» **What to do**: Reproduce the data that follows precisely.

» **Material provided**:
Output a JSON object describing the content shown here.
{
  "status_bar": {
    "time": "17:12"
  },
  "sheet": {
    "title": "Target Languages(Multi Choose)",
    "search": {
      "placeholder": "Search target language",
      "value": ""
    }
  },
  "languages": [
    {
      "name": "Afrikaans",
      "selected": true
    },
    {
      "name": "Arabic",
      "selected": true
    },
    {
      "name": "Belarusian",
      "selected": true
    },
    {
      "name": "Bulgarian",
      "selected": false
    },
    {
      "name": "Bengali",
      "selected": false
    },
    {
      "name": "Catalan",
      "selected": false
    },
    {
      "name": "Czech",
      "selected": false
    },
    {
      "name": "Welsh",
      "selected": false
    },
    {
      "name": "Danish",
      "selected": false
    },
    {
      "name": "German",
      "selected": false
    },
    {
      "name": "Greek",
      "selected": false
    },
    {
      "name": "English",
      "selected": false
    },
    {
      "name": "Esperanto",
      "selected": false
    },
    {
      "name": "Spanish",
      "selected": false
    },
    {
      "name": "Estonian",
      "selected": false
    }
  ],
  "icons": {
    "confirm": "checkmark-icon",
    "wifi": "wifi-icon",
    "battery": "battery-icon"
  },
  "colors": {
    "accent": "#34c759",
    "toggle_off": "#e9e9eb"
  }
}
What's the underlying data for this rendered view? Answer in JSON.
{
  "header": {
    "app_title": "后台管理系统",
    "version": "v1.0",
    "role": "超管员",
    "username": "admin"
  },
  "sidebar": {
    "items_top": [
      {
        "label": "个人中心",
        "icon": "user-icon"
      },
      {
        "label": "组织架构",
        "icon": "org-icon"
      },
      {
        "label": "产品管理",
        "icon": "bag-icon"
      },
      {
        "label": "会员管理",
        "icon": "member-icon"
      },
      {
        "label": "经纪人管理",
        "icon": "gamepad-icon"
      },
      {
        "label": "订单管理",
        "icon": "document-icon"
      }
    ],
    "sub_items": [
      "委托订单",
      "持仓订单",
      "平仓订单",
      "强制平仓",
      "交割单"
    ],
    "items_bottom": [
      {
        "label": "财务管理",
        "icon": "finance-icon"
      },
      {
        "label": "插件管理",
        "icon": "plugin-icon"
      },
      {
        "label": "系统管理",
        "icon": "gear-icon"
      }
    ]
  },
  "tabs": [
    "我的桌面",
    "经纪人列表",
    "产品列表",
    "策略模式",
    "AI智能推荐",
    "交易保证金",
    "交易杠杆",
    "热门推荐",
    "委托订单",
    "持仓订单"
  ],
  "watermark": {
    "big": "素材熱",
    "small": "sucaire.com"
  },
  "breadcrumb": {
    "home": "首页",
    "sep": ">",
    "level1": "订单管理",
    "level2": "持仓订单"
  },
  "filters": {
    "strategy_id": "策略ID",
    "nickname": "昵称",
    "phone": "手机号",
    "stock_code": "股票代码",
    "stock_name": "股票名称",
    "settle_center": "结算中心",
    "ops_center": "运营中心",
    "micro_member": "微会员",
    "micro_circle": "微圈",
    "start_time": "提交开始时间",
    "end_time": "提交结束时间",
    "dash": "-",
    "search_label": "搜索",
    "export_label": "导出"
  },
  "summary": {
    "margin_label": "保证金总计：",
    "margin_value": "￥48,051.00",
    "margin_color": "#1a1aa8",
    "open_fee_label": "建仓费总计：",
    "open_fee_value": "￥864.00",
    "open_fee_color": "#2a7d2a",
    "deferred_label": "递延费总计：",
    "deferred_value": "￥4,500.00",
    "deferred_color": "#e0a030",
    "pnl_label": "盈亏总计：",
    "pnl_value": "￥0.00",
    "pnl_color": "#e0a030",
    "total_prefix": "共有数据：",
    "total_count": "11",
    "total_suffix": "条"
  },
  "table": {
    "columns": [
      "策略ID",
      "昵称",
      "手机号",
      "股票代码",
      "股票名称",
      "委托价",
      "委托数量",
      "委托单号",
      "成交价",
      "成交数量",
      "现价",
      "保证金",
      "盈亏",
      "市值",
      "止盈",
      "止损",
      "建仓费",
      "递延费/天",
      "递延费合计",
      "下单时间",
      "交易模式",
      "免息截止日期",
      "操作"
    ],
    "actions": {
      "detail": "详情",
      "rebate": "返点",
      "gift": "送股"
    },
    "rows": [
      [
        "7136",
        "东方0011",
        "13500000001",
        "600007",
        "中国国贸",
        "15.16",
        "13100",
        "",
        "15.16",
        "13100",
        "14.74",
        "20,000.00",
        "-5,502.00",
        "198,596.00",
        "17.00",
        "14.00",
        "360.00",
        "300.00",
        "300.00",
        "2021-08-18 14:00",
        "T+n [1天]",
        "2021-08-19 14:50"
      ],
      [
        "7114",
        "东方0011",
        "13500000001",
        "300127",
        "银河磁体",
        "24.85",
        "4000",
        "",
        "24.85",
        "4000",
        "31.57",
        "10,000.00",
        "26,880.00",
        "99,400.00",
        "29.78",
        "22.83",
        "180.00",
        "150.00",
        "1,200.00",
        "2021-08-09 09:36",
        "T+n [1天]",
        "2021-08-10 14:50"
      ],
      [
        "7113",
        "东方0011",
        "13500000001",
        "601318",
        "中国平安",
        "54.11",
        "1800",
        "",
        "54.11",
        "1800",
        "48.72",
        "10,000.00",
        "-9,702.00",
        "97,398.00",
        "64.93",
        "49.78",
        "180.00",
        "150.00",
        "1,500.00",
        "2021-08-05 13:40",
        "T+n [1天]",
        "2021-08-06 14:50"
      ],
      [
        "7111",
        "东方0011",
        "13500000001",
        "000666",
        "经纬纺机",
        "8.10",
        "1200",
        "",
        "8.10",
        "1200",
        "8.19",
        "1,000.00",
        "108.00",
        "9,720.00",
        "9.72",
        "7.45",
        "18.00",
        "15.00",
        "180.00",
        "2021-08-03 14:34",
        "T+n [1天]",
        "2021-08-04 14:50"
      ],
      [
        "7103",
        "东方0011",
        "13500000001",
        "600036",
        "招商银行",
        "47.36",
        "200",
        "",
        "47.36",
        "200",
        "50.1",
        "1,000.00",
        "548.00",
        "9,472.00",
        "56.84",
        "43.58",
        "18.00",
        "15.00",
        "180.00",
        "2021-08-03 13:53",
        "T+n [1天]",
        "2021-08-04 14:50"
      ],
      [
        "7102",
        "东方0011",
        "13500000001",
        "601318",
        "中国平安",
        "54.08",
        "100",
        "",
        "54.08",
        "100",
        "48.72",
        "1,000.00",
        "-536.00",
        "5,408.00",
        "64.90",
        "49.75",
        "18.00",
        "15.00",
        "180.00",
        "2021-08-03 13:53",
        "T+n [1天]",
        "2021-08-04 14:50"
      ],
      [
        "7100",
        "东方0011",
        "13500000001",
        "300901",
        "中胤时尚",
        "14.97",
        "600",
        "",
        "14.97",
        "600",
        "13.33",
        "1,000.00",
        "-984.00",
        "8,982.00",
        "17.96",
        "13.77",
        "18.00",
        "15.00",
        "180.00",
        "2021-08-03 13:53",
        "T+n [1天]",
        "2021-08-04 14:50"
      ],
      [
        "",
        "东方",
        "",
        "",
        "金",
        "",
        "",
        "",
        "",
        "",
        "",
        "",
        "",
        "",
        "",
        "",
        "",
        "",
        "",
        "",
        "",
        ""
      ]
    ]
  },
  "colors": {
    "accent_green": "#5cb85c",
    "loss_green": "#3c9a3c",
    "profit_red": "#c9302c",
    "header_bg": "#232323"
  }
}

» **Written response**:
Output a JSON object describing the content shown here.
{
  "status_bar": {
    "time": "17:12"
  },
  "sheet": {
    "title": "Target Languages(Multi Choose)",
    "search": {
      "placeholder": "Search target language",
      "value": ""
    }
  },
  "languages": [
    {
      "name": "Afrikaans",
      "selected": true
    },
    {
      "name": "Arabic",
      "selected": true
    },
    {
      "name": "Belarusian",
      "selected": true
    },
    {
      "name": "Bulgarian",
      "selected": false
    },
    {
      "name": "Bengali",
      "selected": false
    },
    {
      "name": "Catalan",
      "selected": false
    },
    {
      "name": "Czech",
      "selected": false
    },
    {
      "name": "Welsh",
      "selected": false
    },
    {
      "name": "Danish",
      "selected": false
    },
    {
      "name": "German",
      "selected": false
    },
    {
      "name": "Greek",
      "selected": false
    },
    {
      "name": "English",
      "selected": false
    },
    {
      "name": "Esperanto",
      "selected": false
    },
    {
      "name": "Spanish",
      "selected": false
    },
    {
      "name": "Estonian",
      "selected": false
    }
  ],
  "icons": {
    "confirm": "checkmark-icon",
    "wifi": "wifi-icon",
    "battery": "battery-icon"
  },
  "colors": {
    "accent": "#34c759",
    "toggle_off": "#e9e9eb"
  }
}
What's the underlying data for this rendered view? Answer in JSON.
{
  "header": {
    "app_title": "后台管理系统",
    "version": "v1.0",
    "role": "超管员",
    "username": "admin"
  },
  "sidebar": {
    "items_top": [
      {
        "label": "个人中心",
        "icon": "user-icon"
      },
      {
        "label": "组织架构",
        "icon": "org-icon"
      },
      {
        "label": "产品管理",
        "icon": "bag-icon"
      },
      {
        "label": "会员管理",
        "icon": "member-icon"
      },
      {
        "label": "经纪人管理",
        "icon": "gamepad-icon"
      },
      {
        "label": "订单管理",
        "icon": "document-icon"
      }
    ],
    "sub_items": [
      "委托订单",
      "持仓订单",
      "平仓订单",
      "强制平仓",
      "交割单"
    ],
    "items_bottom": [
      {
        "label": "财务管理",
        "icon": "finance-icon"
      },
      {
        "label": "插件管理",
        "icon": "plugin-icon"
      },
      {
        "label": "系统管理",
        "icon": "gear-icon"
      }
    ]
  },
  "tabs": [
    "我的桌面",
    "经纪人列表",
    "产品列表",
    "策略模式",
    "AI智能推荐",
    "交易保证金",
    "交易杠杆",
    "热门推荐",
    "委托订单",
    "持仓订单"
  ],
  "watermark": {
    "big": "素材熱",
    "small": "sucaire.com"
  },
  "breadcrumb": {
    "home": "首页",
    "sep": ">",
    "level1": "订单管理",
    "level2": "持仓订单"
  },
  "filters": {
    "strategy_id": "策略ID",
    "nickname": "昵称",
    "phone": "手机号",
    "stock_code": "股票代码",
    "stock_name": "股票名称",
    "settle_center": "结算中心",
    "ops_center": "运营中心",
    "micro_member": "微会员",
    "micro_circle": "微圈",
    "start_time": "提交开始时间",
    "end_time": "提交结束时间",
    "dash": "-",
    "search_label": "搜索",
    "export_label": "导出"
  },
  "summary": {
    "margin_label": "保证金总计：",
    "margin_value": "￥48,051.00",
    "margin_color": "#1a1aa8",
    "open_fee_label": "建仓费总计：",
    "open_fee_value": "￥864.00",
    "open_fee_color": "#2a7d2a",
    "deferred_label": "递延费总计：",
    "deferred_value": "￥4,500.00",
    "deferred_color": "#e0a030",
    "pnl_label": "盈亏总计：",
    "pnl_value": "￥0.00",
    "pnl_color": "#e0a030",
    "total_prefix": "共有数据：",
    "total_count": "11",
    "total_suffix": "条"
  },
  "table": {
    "columns": [
      "策略ID",
      "昵称",
      "手机号",
      "股票代码",
      "股票名称",
      "委托价",
      "委托数量",
      "委托单号",
      "成交价",
      "成交数量",
      "现价",
      "保证金",
      "盈亏",
      "市值",
      "止盈",
      "止损",
      "建仓费",
      "递延费/天",
      "递延费合计",
      "下单时间",
      "交易模式",
      "免息截止日期",
      "操作"
    ],
    "actions": {
      "detail": "详情",
      "rebate": "返点",
      "gift": "送股"
    },
    "rows": [
      [
        "7136",
        "东方0011",
        "13500000001",
        "600007",
        "中国国贸",
        "15.16",
        "13100",
        "",
        "15.16",
        "13100",
        "14.74",
        "20,000.00",
        "-5,502.00",
        "198,596.00",
        "17.00",
        "14.00",
        "360.00",
        "300.00",
        "300.00",
        "2021-08-18 14:00",
        "T+n [1天]",
        "2021-08-19 14:50"
      ],
      [
        "7114",
        "东方0011",
        "13500000001",
        "300127",
        "银河磁体",
        "24.85",
        "4000",
        "",
        "24.85",
        "4000",
        "31.57",
        "10,000.00",
        "26,880.00",
        "99,400.00",
        "29.78",
        "22.83",
        "180.00",
        "150.00",
        "1,200.00",
        "2021-08-09 09:36",
        "T+n [1天]",
        "2021-08-10 14:50"
      ],
      [
        "7113",
        "东方0011",
        "13500000001",
        "601318",
        "中国平安",
        "54.11",
        "1800",
        "",
        "54.11",
        "1800",
        "48.72",
        "10,000.00",
        "-9,702.00",
        "97,398.00",
        "64.93",
        "49.78",
        "180.00",
        "150.00",
        "1,500.00",
        "2021-08-05 13:40",
        "T+n [1天]",
        "2021-08-06 14:50"
      ],
      [
        "7111",
        "东方0011",
        "13500000001",
        "000666",
        "经纬纺机",
        "8.10",
        "1200",
        "",
        "8.10",
        "1200",
        "8.19",
        "1,000.00",
        "108.00",
        "9,720.00",
        "9.72",
        "7.45",
        "18.00",
        "15.00",
        "180.00",
        "2021-08-03 14:34",
        "T+n [1天]",
        "2021-08-04 14:50"
      ],
      [
        "7103",
        "东方0011",
        "13500000001",
        "600036",
        "招商银行",
        "47.36",
        "200",
        "",
        "47.36",
        "200",
        "50.1",
        "1,000.00",
        "548.00",
        "9,472.00",
        "56.84",
        "43.58",
        "18.00",
        "15.00",
        "180.00",
        "2021-08-03 13:53",
        "T+n [1天]",
        "2021-08-04 14:50"
      ],
      [
        "7102",
        "东方0011",
        "13500000001",
        "601318",
        "中国平安",
        "54.08",
        "100",
        "",
        "54.08",
        "100",
        "48.72",
        "1,000.00",
        "-536.00",
        "5,408.00",
        "64.90",
        "49.75",
        "18.00",
        "15.00",
        "180.00",
        "2021-08-03 13:53",
        "T+n [1天]",
        "2021-08-04 14:50"
      ],
      [
        "7100",
        "东方0011",
        "13500000001",
        "300901",
        "中胤时尚",
        "14.97",
        "600",
        "",
        "14.97",
        "600",
        "13.33",
        "1,000.00",
        "-984.00",
        "8,982.00",
        "17.96",
        "13.77",
        "18.00",
        "15.00",
        "180.00",
        "2021-08-03 13:53",
        "T+n [1天]",
        "2021-08-04 14:50"
      ],
      [
        "",
        "东方",
        "",
        "",
        "金",
        "",
        "",
        "",
        "",
        "",
        "",
        "",
        "",
        "",
        "",
        "",
        "",
        "",
        "",
        "",
        "",
        ""
      ]
    ]
  },
  "colors": {
    "accent_green": "#5cb85c",
    "loss_green": "#3c9a3c",
    "profit_red": "#c9302c",
    "header_bg": "#232323"
  }
}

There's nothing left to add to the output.